■ Exercise objective
Copy out all the data, word for word.

=== Begin Enclosure ===

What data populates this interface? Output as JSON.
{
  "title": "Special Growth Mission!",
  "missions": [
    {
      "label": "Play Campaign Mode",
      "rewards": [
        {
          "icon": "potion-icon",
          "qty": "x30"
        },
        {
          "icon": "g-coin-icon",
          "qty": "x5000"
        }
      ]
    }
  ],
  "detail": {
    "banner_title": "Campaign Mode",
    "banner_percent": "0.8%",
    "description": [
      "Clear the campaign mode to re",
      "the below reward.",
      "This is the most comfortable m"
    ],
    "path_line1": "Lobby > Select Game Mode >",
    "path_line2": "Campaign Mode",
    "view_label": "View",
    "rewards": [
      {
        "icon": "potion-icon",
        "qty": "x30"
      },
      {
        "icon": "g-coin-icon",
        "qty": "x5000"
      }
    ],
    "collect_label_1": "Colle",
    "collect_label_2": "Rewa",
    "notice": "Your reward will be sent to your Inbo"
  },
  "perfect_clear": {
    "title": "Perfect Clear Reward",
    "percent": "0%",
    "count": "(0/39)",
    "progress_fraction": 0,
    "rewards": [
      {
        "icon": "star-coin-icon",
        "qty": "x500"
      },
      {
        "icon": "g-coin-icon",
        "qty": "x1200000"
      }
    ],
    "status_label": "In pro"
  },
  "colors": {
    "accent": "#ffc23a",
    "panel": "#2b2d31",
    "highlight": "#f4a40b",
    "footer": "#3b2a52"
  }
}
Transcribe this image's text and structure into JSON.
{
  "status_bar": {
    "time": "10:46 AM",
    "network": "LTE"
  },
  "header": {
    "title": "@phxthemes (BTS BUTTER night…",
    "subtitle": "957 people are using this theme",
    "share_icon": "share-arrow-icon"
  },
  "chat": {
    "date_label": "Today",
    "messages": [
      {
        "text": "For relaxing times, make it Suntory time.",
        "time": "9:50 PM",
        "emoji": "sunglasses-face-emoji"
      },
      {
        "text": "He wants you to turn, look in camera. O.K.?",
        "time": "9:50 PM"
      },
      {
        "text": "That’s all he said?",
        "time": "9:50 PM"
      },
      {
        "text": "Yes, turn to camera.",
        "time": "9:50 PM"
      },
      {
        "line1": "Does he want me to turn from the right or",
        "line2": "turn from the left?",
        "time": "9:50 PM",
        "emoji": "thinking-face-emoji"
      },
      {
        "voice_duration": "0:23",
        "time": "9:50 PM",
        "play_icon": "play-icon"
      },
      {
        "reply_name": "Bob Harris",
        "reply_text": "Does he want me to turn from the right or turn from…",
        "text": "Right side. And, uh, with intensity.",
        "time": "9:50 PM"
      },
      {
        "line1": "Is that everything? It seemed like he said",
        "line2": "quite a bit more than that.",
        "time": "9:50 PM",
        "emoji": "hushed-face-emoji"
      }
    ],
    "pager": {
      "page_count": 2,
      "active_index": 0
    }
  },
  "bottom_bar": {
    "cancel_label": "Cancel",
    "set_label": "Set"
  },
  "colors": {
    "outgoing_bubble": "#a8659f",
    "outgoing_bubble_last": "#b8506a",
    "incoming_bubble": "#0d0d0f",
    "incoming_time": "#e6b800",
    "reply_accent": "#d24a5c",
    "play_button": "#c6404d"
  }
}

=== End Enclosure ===

■ Reply
What data populates this interface? Output as JSON.
{
  "title": "Special Growth Mission!",
  "missions": [
    {
      "label": "Play Campaign Mode",
      "rewards": [
        {
          "icon": "potion-icon",
          "qty": "x30"
        },
        {
          "icon": "g-coin-icon",
          "qty": "x5000"
        }
      ]
    }
  ],
  "detail": {
    "banner_title": "Campaign Mode",
    "banner_percent": "0.8%",
    "description": [
      "Clear the campaign mode to re",
      "the below reward.",
      "This is the most comfortable m"
    ],
    "path_line1": "Lobby > Select Game Mode >",
    "path_line2": "Campaign Mode",
    "view_label": "View",
    "rewards": [
      {
        "icon": "potion-icon",
        "qty": "x30"
      },
      {
        "icon": "g-coin-icon",
        "qty": "x5000"
      }
    ],
    "collect_label_1": "Colle",
    "collect_label_2": "Rewa",
    "notice": "Your reward will be sent to your Inbo"
  },
  "perfect_clear": {
    "title": "Perfect Clear Reward",
    "percent": "0%",
    "count": "(0/39)",
    "progress_fraction": 0,
    "rewards": [
      {
        "icon": "star-coin-icon",
        "qty": "x500"
      },
      {
        "icon": "g-coin-icon",
        "qty": "x1200000"
      }
    ],
    "status_label": "In pro"
  },
  "colors": {
    "accent": "#ffc23a",
    "panel": "#2b2d31",
    "highlight": "#f4a40b",
    "footer": "#3b2a52"
  }
}
Transcribe this image's text and structure into JSON.
{
  "status_bar": {
    "time": "10:46 AM",
    "network": "LTE"
  },
  "header": {
    "title": "@phxthemes (BTS BUTTER night…",
    "subtitle": "957 people are using this theme",
    "share_icon": "share-arrow-icon"
  },
  "chat": {
    "date_label": "Today",
    "messages": [
      {
        "text": "For relaxing times, make it Suntory time.",
        "time": "9:50 PM",
        "emoji": "sunglasses-face-emoji"
      },
      {
        "text": "He wants you to turn, look in camera. O.K.?",
        "time": "9:50 PM"
      },
      {
        "text": "That’s all he said?",
        "time": "9:50 PM"
      },
      {
        "text": "Yes, turn to camera.",
        "time": "9:50 PM"
      },
      {
        "line1": "Does he want me to turn from the right or",
        "line2": "turn from the left?",
        "time": "9:50 PM",
        "emoji": "thinking-face-emoji"
      },
      {
        "voice_duration": "0:23",
        "time": "9:50 PM",
        "play_icon": "play-icon"
      },
      {
        "reply_name": "Bob Harris",
        "reply_text": "Does he want me to turn from the right or turn from…",
        "text": "Right side. And, uh, with intensity.",
        "time": "9:50 PM"
      },
      {
        "line1": "Is that everything? It seemed like he said",
        "line2": "quite a bit more than that.",
        "time": "9:50 PM",
        "emoji": "hushed-face-emoji"
      }
    ],
    "pager": {
      "page_count": 2,
      "active_index": 0
    }
  },
  "bottom_bar": {
    "cancel_label": "Cancel",
    "set_label": "Set"
  },
  "colors": {
    "outgoing_bubble": "#a8659f",
    "outgoing_bubble_last": "#b8506a",
    "incoming_bubble": "#0d0d0f",
    "incoming_time": "#e6b800",
    "reply_accent": "#d24a5c",
    "play_button": "#c6404d"
  }
}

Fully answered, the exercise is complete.